« Boost RF range with your head | Main | The Failure of We (the) Media »

Facial Action Coding System

I mentioned before reading Blink and becoming fascinated with studying facial emotion with the Facial Action Coding System (FACS). I'd played with some of the online tools like Artnatomy, but apparently full FACS training takes 80 hours and requires a bunch of video; you can't learn it from a book since you have to be trained to recognize fleeting subtle expressions and what they mean.

So I ordered a training CD from the lab of Paul Ekman, who is one of the researchers who developed FACS and it finally came.

Micro Expression Training Tool

While most facial expressions last for two or three seconds, micro expressions last a fraction of that -- 1/25th of a second. These are signs of emotions just emerging; emotions expressed before the person displaying them knows what he or she is feeling, or emotions the person is trying to conceal.

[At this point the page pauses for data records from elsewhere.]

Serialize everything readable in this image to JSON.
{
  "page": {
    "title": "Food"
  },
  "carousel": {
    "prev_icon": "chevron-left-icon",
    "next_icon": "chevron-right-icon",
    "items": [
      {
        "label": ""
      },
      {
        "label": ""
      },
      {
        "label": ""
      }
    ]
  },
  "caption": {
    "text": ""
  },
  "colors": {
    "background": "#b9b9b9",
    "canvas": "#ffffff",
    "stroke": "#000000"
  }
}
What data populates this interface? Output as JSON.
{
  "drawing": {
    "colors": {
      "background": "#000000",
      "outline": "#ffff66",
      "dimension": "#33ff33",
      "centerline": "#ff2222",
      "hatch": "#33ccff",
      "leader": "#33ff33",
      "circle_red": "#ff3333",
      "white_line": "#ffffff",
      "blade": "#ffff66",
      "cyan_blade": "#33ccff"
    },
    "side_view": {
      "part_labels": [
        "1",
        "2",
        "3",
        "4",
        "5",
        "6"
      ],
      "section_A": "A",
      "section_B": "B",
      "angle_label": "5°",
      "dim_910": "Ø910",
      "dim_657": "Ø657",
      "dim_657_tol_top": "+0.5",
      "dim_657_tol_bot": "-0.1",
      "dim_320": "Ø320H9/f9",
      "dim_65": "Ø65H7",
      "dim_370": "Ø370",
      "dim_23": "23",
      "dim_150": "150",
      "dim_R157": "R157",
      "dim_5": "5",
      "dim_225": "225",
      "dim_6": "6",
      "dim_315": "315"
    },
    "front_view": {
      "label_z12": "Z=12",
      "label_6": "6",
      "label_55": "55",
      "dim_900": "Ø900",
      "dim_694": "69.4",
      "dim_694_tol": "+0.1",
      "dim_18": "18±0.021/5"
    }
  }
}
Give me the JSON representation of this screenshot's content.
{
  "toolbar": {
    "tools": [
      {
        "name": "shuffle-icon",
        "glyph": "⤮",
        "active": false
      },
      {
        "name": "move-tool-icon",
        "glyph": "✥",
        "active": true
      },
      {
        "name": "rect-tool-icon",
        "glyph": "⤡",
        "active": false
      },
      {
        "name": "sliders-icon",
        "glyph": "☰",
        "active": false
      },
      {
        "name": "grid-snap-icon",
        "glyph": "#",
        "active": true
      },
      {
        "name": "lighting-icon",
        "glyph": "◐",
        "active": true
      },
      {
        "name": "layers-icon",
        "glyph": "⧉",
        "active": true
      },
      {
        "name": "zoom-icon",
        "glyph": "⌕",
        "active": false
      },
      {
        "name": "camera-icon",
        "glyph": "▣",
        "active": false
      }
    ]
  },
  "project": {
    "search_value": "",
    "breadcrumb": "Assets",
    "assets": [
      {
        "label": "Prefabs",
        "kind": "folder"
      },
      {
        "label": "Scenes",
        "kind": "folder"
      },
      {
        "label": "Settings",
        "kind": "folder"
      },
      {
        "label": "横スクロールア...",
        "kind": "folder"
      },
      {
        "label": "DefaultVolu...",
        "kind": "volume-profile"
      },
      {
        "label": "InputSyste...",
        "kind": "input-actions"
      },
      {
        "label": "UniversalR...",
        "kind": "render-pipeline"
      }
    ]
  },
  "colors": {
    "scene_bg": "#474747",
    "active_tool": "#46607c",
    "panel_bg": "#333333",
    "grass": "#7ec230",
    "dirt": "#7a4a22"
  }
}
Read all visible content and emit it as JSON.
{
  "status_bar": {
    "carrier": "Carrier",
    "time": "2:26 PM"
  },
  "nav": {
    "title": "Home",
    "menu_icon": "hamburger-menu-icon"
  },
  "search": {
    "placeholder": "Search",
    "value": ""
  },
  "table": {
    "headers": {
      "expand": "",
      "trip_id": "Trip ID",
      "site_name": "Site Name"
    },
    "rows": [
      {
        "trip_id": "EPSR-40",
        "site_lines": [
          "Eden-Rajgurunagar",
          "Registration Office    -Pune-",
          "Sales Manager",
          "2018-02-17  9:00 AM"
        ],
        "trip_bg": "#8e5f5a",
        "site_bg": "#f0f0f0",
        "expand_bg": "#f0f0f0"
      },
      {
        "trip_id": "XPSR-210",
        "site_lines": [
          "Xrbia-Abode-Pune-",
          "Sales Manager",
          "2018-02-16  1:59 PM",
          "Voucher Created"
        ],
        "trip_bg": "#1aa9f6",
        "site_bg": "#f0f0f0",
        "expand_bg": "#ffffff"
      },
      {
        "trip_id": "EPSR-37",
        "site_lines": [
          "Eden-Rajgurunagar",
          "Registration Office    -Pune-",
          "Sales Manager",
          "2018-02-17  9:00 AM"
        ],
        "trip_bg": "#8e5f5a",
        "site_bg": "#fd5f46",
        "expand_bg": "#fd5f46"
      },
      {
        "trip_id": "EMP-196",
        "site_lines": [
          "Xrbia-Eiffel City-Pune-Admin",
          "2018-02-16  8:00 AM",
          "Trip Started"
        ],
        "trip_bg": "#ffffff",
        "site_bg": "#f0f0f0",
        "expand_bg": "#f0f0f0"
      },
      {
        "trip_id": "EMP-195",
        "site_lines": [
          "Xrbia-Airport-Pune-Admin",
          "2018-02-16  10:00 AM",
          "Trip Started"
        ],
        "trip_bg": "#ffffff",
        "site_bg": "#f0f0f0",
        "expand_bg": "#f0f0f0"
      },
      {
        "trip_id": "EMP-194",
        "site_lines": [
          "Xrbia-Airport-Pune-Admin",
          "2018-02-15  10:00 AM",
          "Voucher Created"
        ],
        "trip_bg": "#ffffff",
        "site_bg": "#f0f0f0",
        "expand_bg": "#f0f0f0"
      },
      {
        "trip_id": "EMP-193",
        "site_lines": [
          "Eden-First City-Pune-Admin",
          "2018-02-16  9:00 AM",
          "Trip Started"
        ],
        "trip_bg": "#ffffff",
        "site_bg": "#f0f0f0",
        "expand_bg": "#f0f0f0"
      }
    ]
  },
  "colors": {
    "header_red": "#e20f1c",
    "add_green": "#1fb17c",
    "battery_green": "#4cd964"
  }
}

You can learn to spot these micro expressions and have access to this valuable information.

Subtle Expression Training Tool

With SETT -- in under an hour -- you can train yourself to see very small facial movements that often appear in just one region of the face: the brows, eyelids, cheeks, nose or lips. These small movements may occur when an emotion begins gradually, when emotions are repressed or when a person is deliberately trying to eliminate any sign of how he or she is feeling, but a trace still remains.

Understanding the code-language of the face seems like a great way to improve communication, not to mention being able to spot lies, false smiles, contempt, and the like. This seems like it would be useful in business, relationships, all sorts of situations.

I just started working through the exercises on the CD today. We'll see how it goes. Unfortunately this CD isn't full FACS though, I may need to hunt around for additional training materials.


Listed below are links to weblogs that reference Facial Action Coding System:

» Ranting like a madman from Skrentablog
So I go to lunch with a friend, and I'm giving him a dump of some of my current thinking in an area. I talk for like an hour and a half. He talks too but I talk a lot,... [Read More]

Comments (9)


I got 14 out of 20 right on the BBC test. Of the six I got wrong, I thought four genuine smiles were fakes. Perhaps I should be more trusting.

In any event, with my obervational skills operating at an impressive 70% accuracy, I'll know a lot more about whether you "really" like the new Topix UI we're developing.

This is some Hannibal Lecter stuff you're getting into now. A wee bit scary.

No worries, Jeff. You want to see some scary stuff, just go to a sales seminar. :-)


17 out of 20 on the BBC test. Goes to show that attending college in Southern California for 5 years teaches you to rat out the fakes ;)


I think you're about to discover (or at least, truly comprehend) the meaning of the phrase, "Ignorance is bliss."

Sometimes, not knowing exactly what someone is thinking or feeling is a GOOD thing.


I am a communication nerd and have become wrapped up in deciphering non-verbal clues for a couple years now. I am happy to see that others are as drawn to this as I am.

sunlili :

I have interested in the facial action coding systerm,but I can't get the whole materials such as the CD&video ,can you send some material to me ?
Thank you very much!


I have been reading a book called "The Definitive Book of Body Language" by Alan and Barbara Pease, and it really help out for the smiling test. I got 17 out of 20 of them right. If you look at their eyes and eyebrows you can point out of a fake smile. When someone doesn't really move their eyes or eyebrows and just used their mouth, it is more then likely fake


Hi Rick,

Did you ever find a full copy of the FACS manual? I have been looking all over for a used version of the 2001 edition CD-ROM to buy, but this is a no-go, and system is $260 brand new...

Anyway, if you have any tips can you send them to me? I'm gonna order the Training CD today! Thanks for the link.


Post a comment

(If you haven't left a comment here before, you may need to be approved by the site owner before your comment will appear. Until then, it won't appear on the entry. Thanks for waiting.)


This page contains a single entry from the blog posted on February 12, 2007 5:23 PM.

The previous post in this blog was Boost RF range with your head.

The next post in this blog is The Failure of We (the) Media.

Many more can be found on the main index page or by looking through the archives.

Powered by
Movable Type 3.33